Practice Makes Powerful: Experiential Learning in Law Libraries

By Michael Muehe

As I near the end of my MS in Library and Information Science program (with just two classes left following the Spring term), I began to reflect on just how fortunate I was to have so many experiences coincide with my studies. I remember being advised early on to “work in as many law libraries as you can” to truly see an array of working and teaching styles, organizational frameworks, and patrons. I took that advice and ran with it. Having since encountered students in library programs going without library experience (largely because of the pandemic), I have to count myself lucky, fortunate, and grateful that as one opportunity ended, it seemed another was waiting right after, taking me from Harvard Law School Library to Roger Williams University and from the Library of Congress’ Congressional Research Service to the University of San Francisco. Certainly, being paid for these experiences helped provide critical stability and security in my life, but I also gained something much more internal.

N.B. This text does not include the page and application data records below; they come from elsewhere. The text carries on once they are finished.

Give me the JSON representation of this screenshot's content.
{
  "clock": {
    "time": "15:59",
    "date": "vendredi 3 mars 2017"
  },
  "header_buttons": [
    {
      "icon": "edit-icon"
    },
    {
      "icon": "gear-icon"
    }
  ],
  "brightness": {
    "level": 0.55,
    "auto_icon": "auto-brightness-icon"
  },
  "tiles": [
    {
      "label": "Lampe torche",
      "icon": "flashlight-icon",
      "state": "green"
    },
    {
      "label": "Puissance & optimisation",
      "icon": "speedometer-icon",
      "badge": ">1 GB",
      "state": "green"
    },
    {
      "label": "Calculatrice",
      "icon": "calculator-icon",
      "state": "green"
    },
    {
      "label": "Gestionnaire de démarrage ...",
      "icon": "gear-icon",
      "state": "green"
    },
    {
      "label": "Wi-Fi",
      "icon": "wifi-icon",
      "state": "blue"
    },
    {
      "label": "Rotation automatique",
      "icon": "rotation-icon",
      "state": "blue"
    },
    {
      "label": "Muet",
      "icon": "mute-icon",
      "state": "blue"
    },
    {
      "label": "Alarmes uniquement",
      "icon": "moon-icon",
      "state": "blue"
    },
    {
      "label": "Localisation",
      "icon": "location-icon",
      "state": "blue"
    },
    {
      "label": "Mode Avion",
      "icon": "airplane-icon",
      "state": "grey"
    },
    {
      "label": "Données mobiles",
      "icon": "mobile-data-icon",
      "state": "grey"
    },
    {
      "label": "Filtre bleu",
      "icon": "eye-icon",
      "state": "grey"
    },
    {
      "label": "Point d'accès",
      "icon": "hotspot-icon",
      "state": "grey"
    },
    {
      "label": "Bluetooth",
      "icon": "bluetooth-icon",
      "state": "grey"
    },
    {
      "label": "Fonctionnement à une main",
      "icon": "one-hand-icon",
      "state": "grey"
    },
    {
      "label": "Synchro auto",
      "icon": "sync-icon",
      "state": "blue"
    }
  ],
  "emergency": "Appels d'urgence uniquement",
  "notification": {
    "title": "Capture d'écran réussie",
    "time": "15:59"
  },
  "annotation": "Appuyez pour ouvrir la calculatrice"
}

Photo by Brett Jordan on Unsplash

Similar to law school clinics and externships, any experiential education offers the ultimate opportunity to learn what we don’t in the classroom, putting our curriculum into practice. This was something I always viewed in a linear manner – learn the material first, then put it into real-world settings. However, I realized that, because my program offers but one course in law librarianship, having these experiences instead alongside my coursework has coalesced into an almost alchemical, symbiotic educational experience. While I learn about law librarianship daily, I have been able to take practical, generic courses across subdisciplines, such as archives, coding, and social informatics, where I can look for nuggets of new, eye-opening information that I can apply to my work.  In turn, I can apply situations I’ve already experienced in this specialized area of librarianship to my coursework; for example, working with the Harvard Law School Library’s Historical and Special Collections as I learned about archival description issues; working as a research librarian at Roger Williams University while I learned about reference interviews; and working with the team at the Congressional Research Service as I learned about equitable access to information and technology all provided critical contextual environments. Not only did these parallel positions develop my foundational professional skill sets, but they also immediately reinforced my learning – something helpful for students with ADHD, like myself.

Ultimately, each of these experiences wove thick threads of extra skills into my theoretical coursework – all before I even graduate! And, I get to take it all with me to the next internship, position, or chapter in my career journey, not unlike a growing snowball or tumbleweed, picking up things along the way. While the practice surely hasn’t made me perfect, it has unexpectedly left me feeling empowered and matured in this new profession; to our law libraries, I hope that you’ll continue offering similar programs and critical opportunities for our future librarians; to my colleagues, what experiential opportunities did you have during your librarianship program and how did they shape your law library careers?


Notes Between Us (NBU) is a blog about conversations and topics of interest to the writers. The writers are expressing their personal opinions solely. The essays represent their personal beliefs and not that of their workplaces or any organization they are associated with.